About the Resource Center and Its Mission
Chronic obstructive pulmonary disease (COPD) is a major cause of preventable morbidity and premature death and its burden has grown over the last several decades. Management of COPD is continually evolving but the treatment and management of patients continues to be suboptimal.
Patients with COPD are a challenge in the clinical setting because many do not present with symptoms until they experience an exacerbation and are often not diagnosed until irreversible airway changes are present. The Global Initiative for Chronic Obstructive Lung Disease (GOLD) define COPD as a preventable and treatable disease characterized by airflow limitation that is not fully reversible and usually is progressive. The GOLD guidelines recommend treatment via an evaluation that includes spirometry results, symptom severity, and exacerbation risk. The patient classification guidelines assign patients to one of four groups according to the degree of airflow based on spirometry, symptom severity, and exacerbation risk. Exacerbations are a symptom based on several subjective and objective criteria and require a change in medication and treatment.
The primary goals of COPD management are to reduce symptoms and prevent and treat exacerbations and complications using both non-pharmacologic and pharmacologic methods. Smoking cessation, immunizations, inhaled bronchodilators, and inhaled corticosteroids are among the key components of a comprehensive treatment strategy, with medications added in a stepwise fashion as the disease worsens.
Several factors interfere with the successful management of a COPD exacerbation and allowing for a successful transition to home or a different level of care. These include suboptimal therapy, lack of education and counseling, and inadequate access to medications and ancillary services. Care for COPD patients requires a conscious shift from provider driven medication selection to patient-centered integrated care. Quick relief and maintenance medication effectiveness are dependent on the medications reaching the lungs which is far more complicated than swallowing a pill. Inhalation therapy requires complex cognition, dexterity, inspiratory effort and breath hold. Also involved is proper assembly, priming, sequencing and cleaning steps of the device used to deliver the medication. Patients who are acutely ill, especially with hypoxia or hypercapnia, may not process vital educational attempts at comprehensive transitional planning.
There are numerous opportunities available for the interprofessional team to help patients with COPD and to improve transitions of care from admission to the acute care facility through discharge to a rehabilitation facility, long-term-care facility, or home. It is vital that patients’ adherence to medication therapy be monitored in a manner that will achieve optimal patient outcomes. This includes the continued evaluation of each patients cognitive and physical attributes when selecting appropriate medications and their corresponding delivery devices. Patients should receive written action plans and be counseled on an ongoing basis in all care settings. Such measures to facilitate best practices in the transition of care should lead to improved quality of life and fewer admissions to the hospital.
This resource center is designed to provide tools and resources for pharmacists, physicians, nurses, and other health care professionals to improve the care of patients with COPD. Improving care starts with admission and continuing as they transition from the hospital to the rehabilitation/long term care setting or to home.

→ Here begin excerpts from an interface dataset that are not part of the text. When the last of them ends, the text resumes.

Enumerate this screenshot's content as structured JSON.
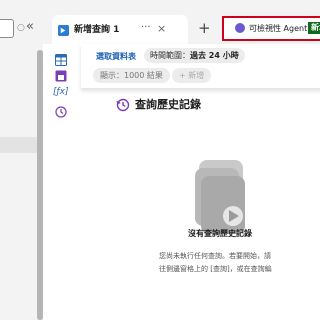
{
  "tab": {
    "label": "新增查詢 1",
    "more": "···",
    "close": "×",
    "add": "+"
  },
  "agent": {
    "label": "可檢視性 Agent",
    "badge": "新增"
  },
  "query": {
    "select_table": "選取資料表",
    "time_range_label": "時間範圍：",
    "time_range_value": "過去 24 小時",
    "show_results": "顯示：1000 結果",
    "add_filter": "+ 新增"
  },
  "history": {
    "title": "查詢歷史記錄"
  },
  "empty": {
    "title": "沒有查詢歷史記錄",
    "desc_line1": "您尚未執行任何查詢。若要開始，請",
    "desc_line2": "往側邊窗格上的 [查詢]，或在查詢編"
  },
  "left": {
    "dot_icon": "○",
    "collapse": "«"
  },
  "rail": {
    "fx_label": "[ƒx]"
  },
  "colors": {
    "accent": "#1a5fb4",
    "highlight_border": "#d0021b",
    "badge_bg": "#0f6b1c"
  },
  "icons": [
    "tab-query-icon",
    "table-icon",
    "function-icon",
    "history-icon",
    "agent-icon"
  ]
}
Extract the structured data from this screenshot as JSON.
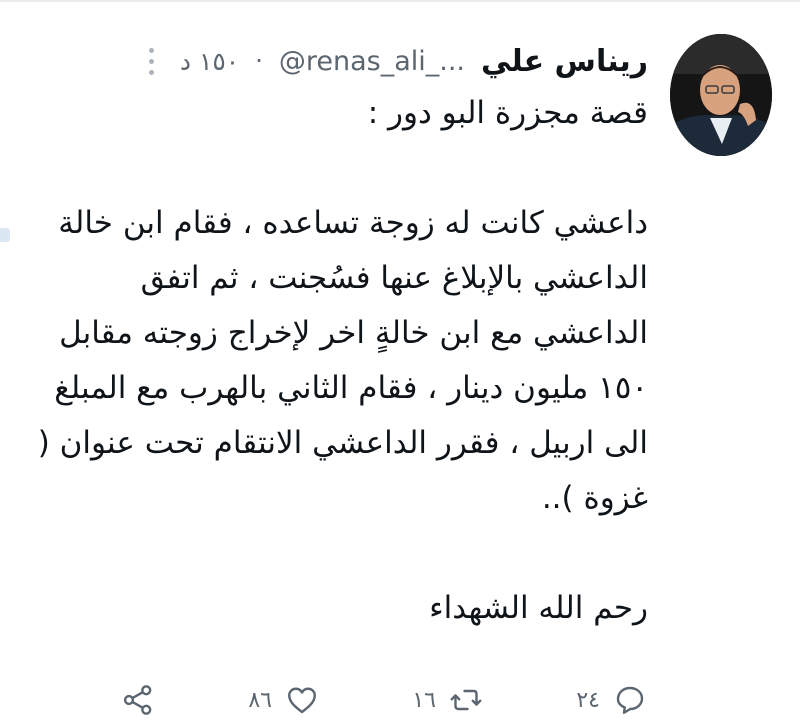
{
  "tweet": {
    "author": {
      "display_name": "ريناس علي",
      "handle": "@renas_ali_...",
      "avatar_icon": "profile-photo"
    },
    "time": "١٥٠ د",
    "text": "قصة مجزرة البو دور :\n\nداعشي كانت له زوجة تساعده ، فقام ابن خالة الداعشي بالإبلاغ عنها فسُجنت ، ثم اتفق الداعشي مع ابن خالةٍ اخر لإخراج زوجته مقابل ١٥٠ مليون دينار ، فقام الثاني بالهرب مع المبلغ الى اربيل ، فقرر الداعشي الانتقام تحت عنوان ( غزوة )..\n\nرحم الله الشهداء",
    "actions": {
      "reply_count": "٢٤",
      "retweet_count": "١٦",
      "like_count": "٨٦"
    }
  },
  "icons": {
    "more": "more-vertical-icon",
    "reply": "reply-icon",
    "retweet": "retweet-icon",
    "like": "heart-icon",
    "share": "share-icon"
  },
  "colors": {
    "text": "#0f1419",
    "secondary": "#5b6670"
  }
}
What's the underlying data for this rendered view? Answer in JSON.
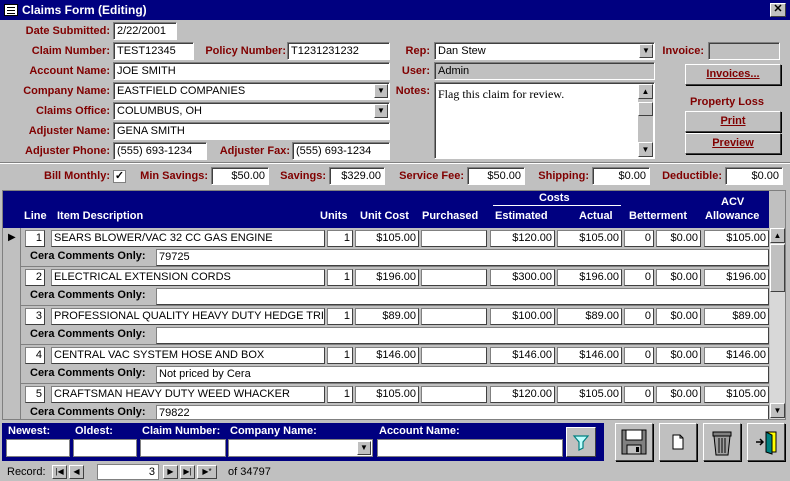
{
  "window": {
    "title": "Claims Form (Editing)",
    "close": "✕"
  },
  "header": {
    "date_submitted_label": "Date Submitted:",
    "date_submitted": "2/22/2001",
    "claim_number_label": "Claim Number:",
    "claim_number": "TEST12345",
    "policy_number_label": "Policy Number:",
    "policy_number": "T1231231232",
    "account_name_label": "Account Name:",
    "account_name": "JOE SMITH",
    "company_name_label": "Company Name:",
    "company_name": "EASTFIELD COMPANIES",
    "claims_office_label": "Claims Office:",
    "claims_office": "COLUMBUS, OH",
    "adjuster_name_label": "Adjuster Name:",
    "adjuster_name": "GENA SMITH",
    "adjuster_phone_label": "Adjuster Phone:",
    "adjuster_phone": "(555) 693-1234",
    "adjuster_fax_label": "Adjuster Fax:",
    "adjuster_fax": "(555) 693-1234",
    "rep_label": "Rep:",
    "rep": "Dan Stew",
    "user_label": "User:",
    "user": "Admin",
    "notes_label": "Notes:",
    "notes": "Flag this claim for review.",
    "invoice_label": "Invoice:",
    "invoice": "",
    "invoices_button": "Invoices...",
    "property_loss_label": "Property Loss",
    "print_button": "Print",
    "preview_button": "Preview"
  },
  "summary": {
    "bill_monthly_label": "Bill Monthly:",
    "bill_monthly_checked": "✓",
    "min_savings_label": "Min Savings:",
    "min_savings": "$50.00",
    "savings_label": "Savings:",
    "savings": "$329.00",
    "service_fee_label": "Service Fee:",
    "service_fee": "$50.00",
    "shipping_label": "Shipping:",
    "shipping": "$0.00",
    "deductible_label": "Deductible:",
    "deductible": "$0.00"
  },
  "grid": {
    "headers": {
      "line": "Line",
      "item": "Item Description",
      "units": "Units",
      "unit_cost": "Unit Cost",
      "purchased": "Purchased",
      "costs": "Costs",
      "estimated": "Estimated",
      "actual": "Actual",
      "betterment": "Betterment",
      "acv1": "ACV",
      "acv2": "Allowance"
    },
    "comments_label": "Cera Comments Only:",
    "rows": [
      {
        "line": "1",
        "item": "SEARS BLOWER/VAC 32 CC GAS ENGINE",
        "units": "1",
        "unit_cost": "$105.00",
        "purchased": "",
        "estimated": "$120.00",
        "actual": "$105.00",
        "bet_pct": "0",
        "bet_amt": "$0.00",
        "acv": "$105.00",
        "comment": "79725"
      },
      {
        "line": "2",
        "item": "ELECTRICAL EXTENSION CORDS",
        "units": "1",
        "unit_cost": "$196.00",
        "purchased": "",
        "estimated": "$300.00",
        "actual": "$196.00",
        "bet_pct": "0",
        "bet_amt": "$0.00",
        "acv": "$196.00",
        "comment": ""
      },
      {
        "line": "3",
        "item": "PROFESSIONAL QUALITY HEAVY DUTY HEDGE TRIM",
        "units": "1",
        "unit_cost": "$89.00",
        "purchased": "",
        "estimated": "$100.00",
        "actual": "$89.00",
        "bet_pct": "0",
        "bet_amt": "$0.00",
        "acv": "$89.00",
        "comment": ""
      },
      {
        "line": "4",
        "item": "CENTRAL VAC SYSTEM HOSE AND BOX",
        "units": "1",
        "unit_cost": "$146.00",
        "purchased": "",
        "estimated": "$146.00",
        "actual": "$146.00",
        "bet_pct": "0",
        "bet_amt": "$0.00",
        "acv": "$146.00",
        "comment": "Not priced by Cera"
      },
      {
        "line": "5",
        "item": "CRAFTSMAN HEAVY DUTY WEED WHACKER",
        "units": "1",
        "unit_cost": "$105.00",
        "purchased": "",
        "estimated": "$120.00",
        "actual": "$105.00",
        "bet_pct": "0",
        "bet_amt": "$0.00",
        "acv": "$105.00",
        "comment": "79822"
      }
    ]
  },
  "filter": {
    "newest": "Newest:",
    "oldest": "Oldest:",
    "claim_number": "Claim Number:",
    "company_name": "Company Name:",
    "account_name": "Account Name:"
  },
  "status": {
    "record_label": "Record:",
    "record": "3",
    "of_label": "of  34797"
  }
}
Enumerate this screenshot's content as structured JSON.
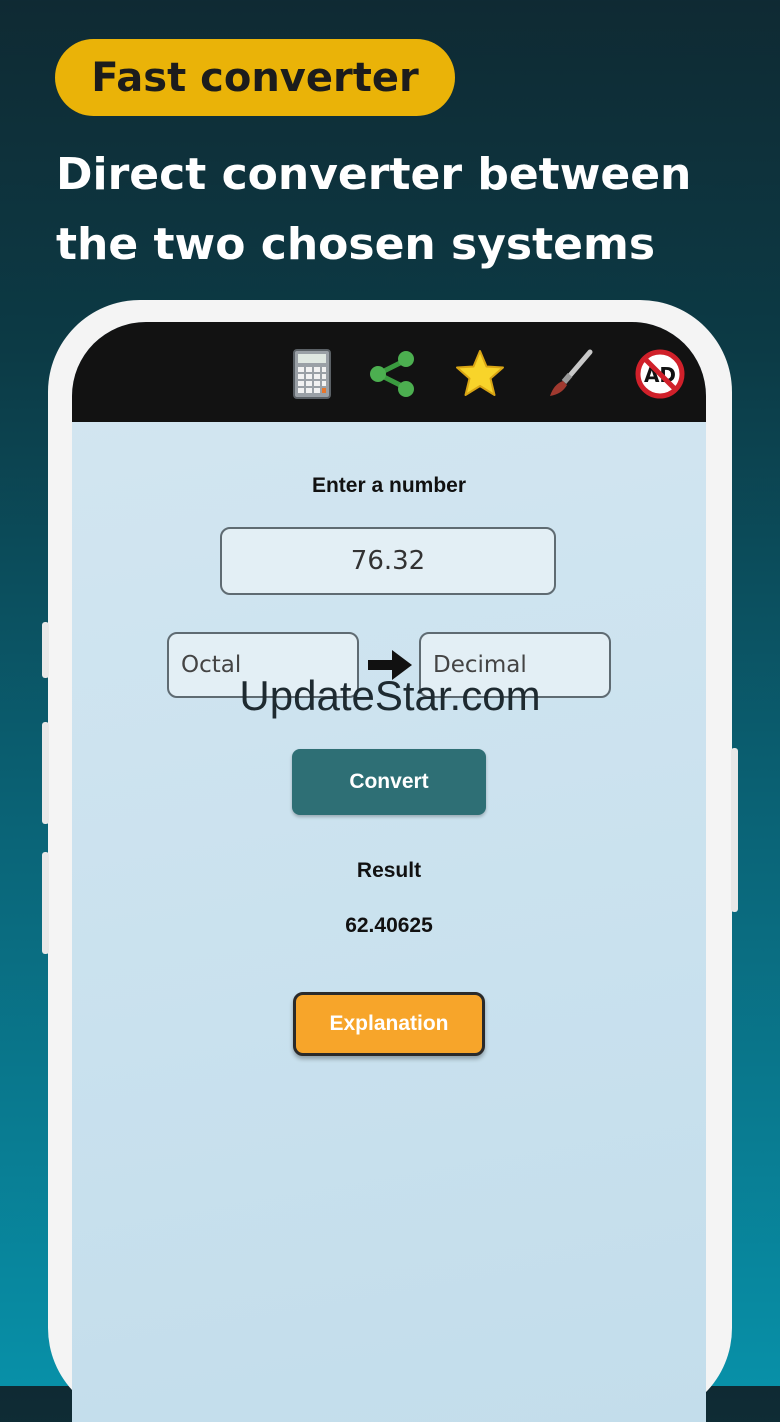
{
  "promo": {
    "badge": "Fast converter",
    "headline_line1": "Direct converter between",
    "headline_line2": "the two chosen systems"
  },
  "toolbar": {
    "icons": [
      "calculator-icon",
      "share-icon",
      "star-icon",
      "paintbrush-icon",
      "no-ads-icon"
    ],
    "no_ads_text": "AD"
  },
  "converter": {
    "prompt_label": "Enter a number",
    "input_value": "76.32",
    "from_system": "Octal",
    "to_system": "Decimal",
    "convert_label": "Convert",
    "result_label": "Result",
    "result_value": "62.40625",
    "explanation_label": "Explanation"
  },
  "watermark": "UpdateStar.com",
  "colors": {
    "badge": "#eab308",
    "convert_button": "#2e6f75",
    "explanation_button": "#f7a52a",
    "toolbar": "#121212",
    "screen": "#cfe4f0"
  }
}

Hippocrates said, "It is far more important to know what person has the disease than what disease the person has.” This philosophical approach is vital for successful care transitions for patients and families living with COPD.